Children being treated at YCH live on an open ward, with 35 in-patient beds. In the open ward environment, controlling spread of infections is a high priority. Children with cancer have suppressed immune systems, so are very susceptible to infections. To combat the spread of diseases, World Child Cancer funded a hand washing station on the ward. This was essential, as there was only one bathroom area available for all patients and families.  

Another challenge of the open ward is limited privacy during sickness or dying. Which can have a great emotional and psychological toll on the patients and their families.

Families of patients at YCH generally cannot travel home each day, due to the cost and time of travel. Many families live in makeshift housing outside the hospital. Children at YCH are provided one meal a day. If they do not eat it, their families can have it. Dana, John and their kids, who are 6 and 8, spent a lot of time before the trip thinking about what they could bring to help the patients and their families. The children helped brainstorm and shop for supplies and gifts, and passed them out to the patients.

John was especially moved by what he saw at YCH. John’s hospital, the Rocky Mountain Hospital for Children in Denver, Colorado, has been a major supporter of World Child Cancer. As a Pediatric Hematologist-Oncologist, seeing the children on the ward hit very close to home.

“There were 35 children on the ward that day. Many had relapsed cancer and as such would likely not live. These children had diagnoses that are largely curable in high income countries. As a physician, that is so hard to see, so sobering. The truth is that the greatest prognosticator of whether a child will live or die from cancer is the country in which they were born. Every life is equally valid, equally vital. This is, at its core, a social justice issue. World Child Cancer is fighting to correct these inequities.  It is a privilege to witness and support its work.

said Van Doorninck.

The team at Yangon Children’s Hospital is led by Dr. Aye Aye Khaing, the head Pediatric Oncologist, who Dana described as “a real powerhouse, and a very strong leader.” She is doing a great deal with limited resources, but spirits are high at the hospital. The Heroes School, a program put in place by World Child Cancer, is doing a lot to help boost the mood of the patients.

The hospital school provides education for the children with cancer and blood diseases, as well as their siblings. Class takes place in a room off one of the wards that is decorated with drawings and creations made by the children. A bell rings at 1pm to begin class. The children sing a variety of  songs from a Burmese version of the hokey pokey to songs about washing hands properly (which ties in with the new hand washing station) and a favorite; ‘happiness is here, happiness is there, happiness is everywhere’.

Almost 300 children have been able to continue their education at the hospital school since the Heroes School opened in 2016. In addition to academic instruction,  World Child Cancer provides funding for play therapists, who provide much needed psycho-social support to the children and families. World Child Cancer has also supplemented salaries for nurses, so that there can be more than one nurse on staff at night for the ward. These psycho-social supports and other key activities by World Child Cancer have had tangible success:

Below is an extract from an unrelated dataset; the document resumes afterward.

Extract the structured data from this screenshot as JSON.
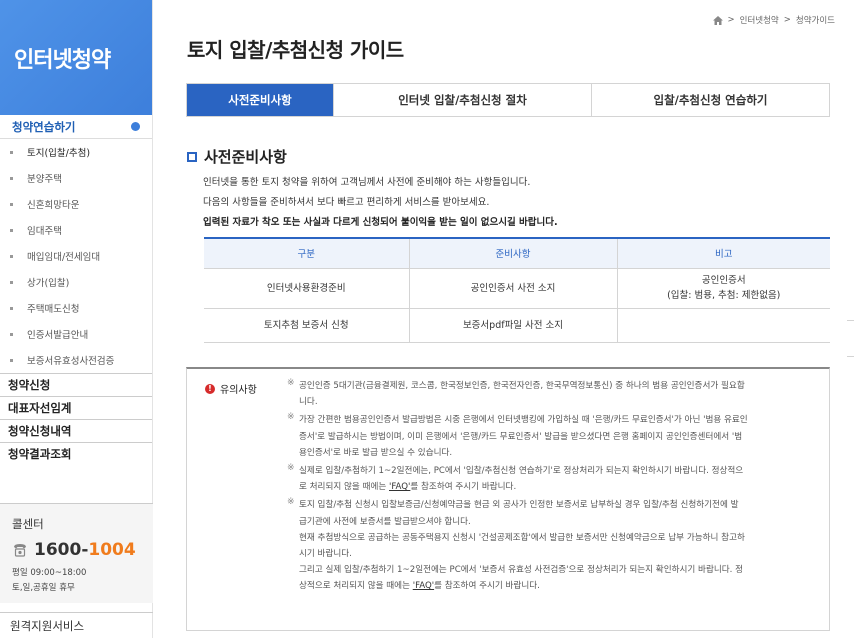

  • The number of families abandoning treatment has reduced significantly.
  • The number of children newly diagnosed with cancer increased by 18% from 2015 – 2016. With early detection, there can be early treatment.
  • Together with our partner organization, Please Take Me There, transport costs for the most vulnerable families, like Myo’s, are supported.

World Child Cancer has been recognized as the key NGO stakeholder for pediatric oncology in the Burmese Government National Cancer Control Program. We will continue to fight for improved diagnosis, treatment, and outcomes for children with cancer in Myanmar and beyond.

No child should suffer and die from cancer, simply because of where they were born. Will you join us, and help save a life?




About the author

Marian Pulford